Throughout his career, billionaire Mark Cuban has garnered copious attention, attracting controversy while chasing success in multiple fields, most notably, as the owner of the NBA’s Dallas Mavericks. In this role, Cuban is more of a public figure than many of his contemporaries—he is as active in the stands as he is in the media, giving him a persistent presence as the team’s loudest advocate. Off the court, many more Americans know him as one of the long-tenured business-predators on NBC’s Shark Tank, and a small remaining few may recall him from 2004’s The Benefactor, the failed Apprentice imitation.
Before becoming a public figure, Cuban made a fortune in technology, bootstrapping himself from software salesman to dot-com success. Thanks to a combination of foresight and luck, he snuck out of that first internet boom before the bubble burst, taking the experience as a lesson in risk evaluation. Now, after over 20 years in the public sphere, Cuban is taking new tech gambles with cryptocurrency. He’s also hoping to leverage his fame and fortune toward the public good, especially coronavirus support and social justice issues.
Cuban feels free to take big chances on emerging technology beyond the Tank, and his confidence resembles the swagger of an NBA player. Since 2019, the Dallas Mavericks have accepted Bitcoin, the widely used cryptocurrency that makes news with its drastic and rapid changes in value. This year, the former internet-entrepreneur attempts to fuel the growth of meme-inspired crypto, Dogecoin, accepting both currencies through BitPay. Cuban’s rationale for taking the leap into the blockchain is simple: he can afford to do it, so why not? Almost immediately, the Mavericks have become the largest Dogecoin merchant in the world (according to Cuban), processing a whopping 20,000 transactions within the first week of accepting the meme-based currency. Cuban joins other notable celebrity investors like Elon Musk and Snoop Dogg in the crypto-club, whose board meetings take place on Twitter. With one related (or bizarre) tweet by any of the three, Dogecoin tends to surge upward, slowly-but-surely. He has also expressed interest in Ethereum, the smart-contract blockchain with potential for disruption in the enterprise software sector, among many more.

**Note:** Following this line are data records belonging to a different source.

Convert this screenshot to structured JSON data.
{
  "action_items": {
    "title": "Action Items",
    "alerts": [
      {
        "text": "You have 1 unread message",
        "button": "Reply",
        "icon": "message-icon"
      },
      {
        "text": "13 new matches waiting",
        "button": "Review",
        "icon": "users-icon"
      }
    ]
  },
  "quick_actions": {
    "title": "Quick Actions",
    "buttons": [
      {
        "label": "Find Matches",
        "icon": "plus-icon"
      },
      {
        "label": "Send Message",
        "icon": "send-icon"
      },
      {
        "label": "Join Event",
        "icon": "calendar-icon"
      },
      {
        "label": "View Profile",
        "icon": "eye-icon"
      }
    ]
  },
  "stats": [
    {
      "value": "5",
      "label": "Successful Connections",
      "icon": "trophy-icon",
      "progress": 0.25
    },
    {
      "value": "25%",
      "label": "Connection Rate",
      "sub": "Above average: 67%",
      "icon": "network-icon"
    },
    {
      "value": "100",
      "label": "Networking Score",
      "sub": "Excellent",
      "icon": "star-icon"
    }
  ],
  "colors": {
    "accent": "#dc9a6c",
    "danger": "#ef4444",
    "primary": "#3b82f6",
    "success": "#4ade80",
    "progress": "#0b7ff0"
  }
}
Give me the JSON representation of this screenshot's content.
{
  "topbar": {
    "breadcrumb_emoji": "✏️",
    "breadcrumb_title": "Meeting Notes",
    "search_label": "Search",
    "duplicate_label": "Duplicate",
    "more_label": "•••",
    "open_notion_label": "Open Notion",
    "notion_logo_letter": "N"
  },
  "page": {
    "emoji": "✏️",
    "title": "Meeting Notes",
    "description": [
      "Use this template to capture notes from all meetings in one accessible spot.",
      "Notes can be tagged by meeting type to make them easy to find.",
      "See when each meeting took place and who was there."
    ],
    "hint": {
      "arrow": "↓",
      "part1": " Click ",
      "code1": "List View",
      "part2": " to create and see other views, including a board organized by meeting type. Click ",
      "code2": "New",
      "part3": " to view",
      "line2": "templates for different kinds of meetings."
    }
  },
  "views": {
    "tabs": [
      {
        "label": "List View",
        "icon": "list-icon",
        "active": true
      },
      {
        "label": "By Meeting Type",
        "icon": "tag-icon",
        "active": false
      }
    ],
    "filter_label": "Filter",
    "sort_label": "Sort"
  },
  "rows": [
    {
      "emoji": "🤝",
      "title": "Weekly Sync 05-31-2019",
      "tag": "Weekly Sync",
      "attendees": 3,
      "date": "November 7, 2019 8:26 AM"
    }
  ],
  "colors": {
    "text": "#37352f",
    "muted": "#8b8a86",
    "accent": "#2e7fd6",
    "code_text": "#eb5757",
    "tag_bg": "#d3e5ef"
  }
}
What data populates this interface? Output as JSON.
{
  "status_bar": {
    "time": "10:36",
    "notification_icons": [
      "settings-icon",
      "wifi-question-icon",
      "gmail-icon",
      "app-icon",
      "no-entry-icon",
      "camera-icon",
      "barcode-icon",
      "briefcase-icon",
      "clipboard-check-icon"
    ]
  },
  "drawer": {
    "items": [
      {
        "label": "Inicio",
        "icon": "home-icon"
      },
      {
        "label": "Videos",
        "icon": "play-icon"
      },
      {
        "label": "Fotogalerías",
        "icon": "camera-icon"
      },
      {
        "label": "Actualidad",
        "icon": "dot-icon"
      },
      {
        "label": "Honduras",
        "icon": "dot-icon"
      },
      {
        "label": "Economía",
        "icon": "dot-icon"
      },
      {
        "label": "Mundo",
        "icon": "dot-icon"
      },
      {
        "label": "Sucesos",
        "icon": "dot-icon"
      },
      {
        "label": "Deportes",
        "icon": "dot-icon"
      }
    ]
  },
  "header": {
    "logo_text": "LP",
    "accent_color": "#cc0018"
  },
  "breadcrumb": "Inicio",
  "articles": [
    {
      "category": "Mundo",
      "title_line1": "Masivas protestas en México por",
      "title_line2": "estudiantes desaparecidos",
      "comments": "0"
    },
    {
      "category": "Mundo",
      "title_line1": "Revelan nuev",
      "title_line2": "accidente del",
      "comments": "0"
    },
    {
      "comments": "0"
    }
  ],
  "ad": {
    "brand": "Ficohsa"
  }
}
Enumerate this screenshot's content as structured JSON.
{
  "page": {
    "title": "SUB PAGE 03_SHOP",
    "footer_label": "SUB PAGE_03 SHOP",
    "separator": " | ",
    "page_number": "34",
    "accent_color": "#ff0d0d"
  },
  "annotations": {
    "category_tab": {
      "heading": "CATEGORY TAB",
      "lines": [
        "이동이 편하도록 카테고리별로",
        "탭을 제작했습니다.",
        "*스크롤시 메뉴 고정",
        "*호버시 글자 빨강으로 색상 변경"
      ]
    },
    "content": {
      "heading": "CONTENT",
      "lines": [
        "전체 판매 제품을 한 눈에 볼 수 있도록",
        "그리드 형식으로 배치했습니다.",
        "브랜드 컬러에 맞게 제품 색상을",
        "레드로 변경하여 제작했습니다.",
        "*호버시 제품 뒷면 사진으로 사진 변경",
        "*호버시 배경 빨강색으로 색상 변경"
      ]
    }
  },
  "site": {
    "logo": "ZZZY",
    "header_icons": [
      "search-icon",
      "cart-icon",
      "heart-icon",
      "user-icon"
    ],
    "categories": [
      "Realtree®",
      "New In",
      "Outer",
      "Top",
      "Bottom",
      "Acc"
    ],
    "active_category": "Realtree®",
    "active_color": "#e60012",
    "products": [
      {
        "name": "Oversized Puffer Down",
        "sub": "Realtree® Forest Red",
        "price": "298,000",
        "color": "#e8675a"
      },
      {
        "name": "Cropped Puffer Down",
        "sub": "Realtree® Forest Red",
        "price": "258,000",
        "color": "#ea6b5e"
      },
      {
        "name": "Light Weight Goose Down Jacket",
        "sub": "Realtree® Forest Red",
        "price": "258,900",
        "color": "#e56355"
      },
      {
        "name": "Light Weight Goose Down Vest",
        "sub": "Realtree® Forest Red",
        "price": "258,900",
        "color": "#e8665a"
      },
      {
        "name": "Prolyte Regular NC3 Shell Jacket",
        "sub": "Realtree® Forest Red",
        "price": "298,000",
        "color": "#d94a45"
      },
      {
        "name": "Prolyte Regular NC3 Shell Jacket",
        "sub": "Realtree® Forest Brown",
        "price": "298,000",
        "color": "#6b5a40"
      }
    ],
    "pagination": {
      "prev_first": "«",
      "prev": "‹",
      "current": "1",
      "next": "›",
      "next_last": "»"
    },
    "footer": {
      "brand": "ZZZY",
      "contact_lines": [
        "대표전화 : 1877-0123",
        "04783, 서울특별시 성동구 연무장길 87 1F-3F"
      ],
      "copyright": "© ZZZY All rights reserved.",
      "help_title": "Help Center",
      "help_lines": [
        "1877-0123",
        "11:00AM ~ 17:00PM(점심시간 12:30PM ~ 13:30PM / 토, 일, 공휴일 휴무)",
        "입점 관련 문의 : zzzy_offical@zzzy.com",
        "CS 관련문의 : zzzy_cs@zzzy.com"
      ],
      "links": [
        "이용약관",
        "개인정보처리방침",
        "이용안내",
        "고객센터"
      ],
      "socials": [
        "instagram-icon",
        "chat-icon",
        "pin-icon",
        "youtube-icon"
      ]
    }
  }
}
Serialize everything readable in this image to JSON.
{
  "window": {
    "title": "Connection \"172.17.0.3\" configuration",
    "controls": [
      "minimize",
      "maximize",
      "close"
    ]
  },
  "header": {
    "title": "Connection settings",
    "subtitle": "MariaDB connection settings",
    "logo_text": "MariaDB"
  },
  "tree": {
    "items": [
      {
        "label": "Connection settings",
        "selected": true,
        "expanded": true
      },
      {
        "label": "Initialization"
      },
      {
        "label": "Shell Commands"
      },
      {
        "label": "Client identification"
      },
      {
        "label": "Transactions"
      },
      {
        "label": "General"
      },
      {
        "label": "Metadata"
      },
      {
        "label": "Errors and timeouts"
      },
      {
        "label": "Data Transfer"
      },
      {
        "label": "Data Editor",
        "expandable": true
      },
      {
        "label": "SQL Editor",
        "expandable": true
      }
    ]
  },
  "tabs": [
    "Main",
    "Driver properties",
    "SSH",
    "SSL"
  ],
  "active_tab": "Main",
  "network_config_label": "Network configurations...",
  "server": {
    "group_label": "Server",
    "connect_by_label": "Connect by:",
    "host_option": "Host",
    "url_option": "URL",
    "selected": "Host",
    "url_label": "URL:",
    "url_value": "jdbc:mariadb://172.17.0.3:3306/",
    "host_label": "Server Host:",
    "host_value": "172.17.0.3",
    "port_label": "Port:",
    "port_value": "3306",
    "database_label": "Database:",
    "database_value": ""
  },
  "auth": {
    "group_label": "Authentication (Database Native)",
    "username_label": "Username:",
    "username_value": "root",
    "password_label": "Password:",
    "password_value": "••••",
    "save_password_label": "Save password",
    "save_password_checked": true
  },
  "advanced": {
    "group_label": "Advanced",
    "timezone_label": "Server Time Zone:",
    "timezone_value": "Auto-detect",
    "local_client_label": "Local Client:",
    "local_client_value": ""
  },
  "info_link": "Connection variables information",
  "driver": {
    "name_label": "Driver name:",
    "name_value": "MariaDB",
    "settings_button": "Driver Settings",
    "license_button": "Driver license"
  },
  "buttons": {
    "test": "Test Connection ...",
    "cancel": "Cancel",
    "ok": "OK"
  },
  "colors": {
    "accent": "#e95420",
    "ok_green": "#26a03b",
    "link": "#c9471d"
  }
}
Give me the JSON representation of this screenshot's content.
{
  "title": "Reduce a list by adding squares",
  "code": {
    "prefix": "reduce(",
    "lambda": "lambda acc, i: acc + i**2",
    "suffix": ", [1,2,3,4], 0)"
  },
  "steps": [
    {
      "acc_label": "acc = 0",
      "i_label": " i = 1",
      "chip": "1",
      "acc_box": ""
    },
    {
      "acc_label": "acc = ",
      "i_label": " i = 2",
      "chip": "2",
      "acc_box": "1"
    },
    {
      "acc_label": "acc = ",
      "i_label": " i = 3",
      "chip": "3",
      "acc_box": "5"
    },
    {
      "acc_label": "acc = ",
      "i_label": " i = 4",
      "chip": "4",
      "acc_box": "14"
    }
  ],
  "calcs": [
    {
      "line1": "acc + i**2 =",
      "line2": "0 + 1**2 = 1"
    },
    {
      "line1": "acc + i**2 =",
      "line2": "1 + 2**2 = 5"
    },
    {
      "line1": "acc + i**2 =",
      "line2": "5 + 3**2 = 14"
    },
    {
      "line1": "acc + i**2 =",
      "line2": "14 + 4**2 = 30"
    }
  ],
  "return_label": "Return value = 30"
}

The Mavericks’ owner has also become an outspoken figure in the fights against both COVID-19 and racial injustice. Along with several of the team’s players, Cuban made a sizable donation of $500,000 to the Parkland Memorial and UT-Southwestern hospitals for a childcare fund, dedicated to supporting the families of Dallas’ first responders. He also joined them in public protest over the death of George Floyd, becoming one of a few highly visible team owners, and billionaires in general, to show public support for Black Lives Matter. When it comes to the future of both business and social justice, Cuban hopes that luck and foresight are still on his side.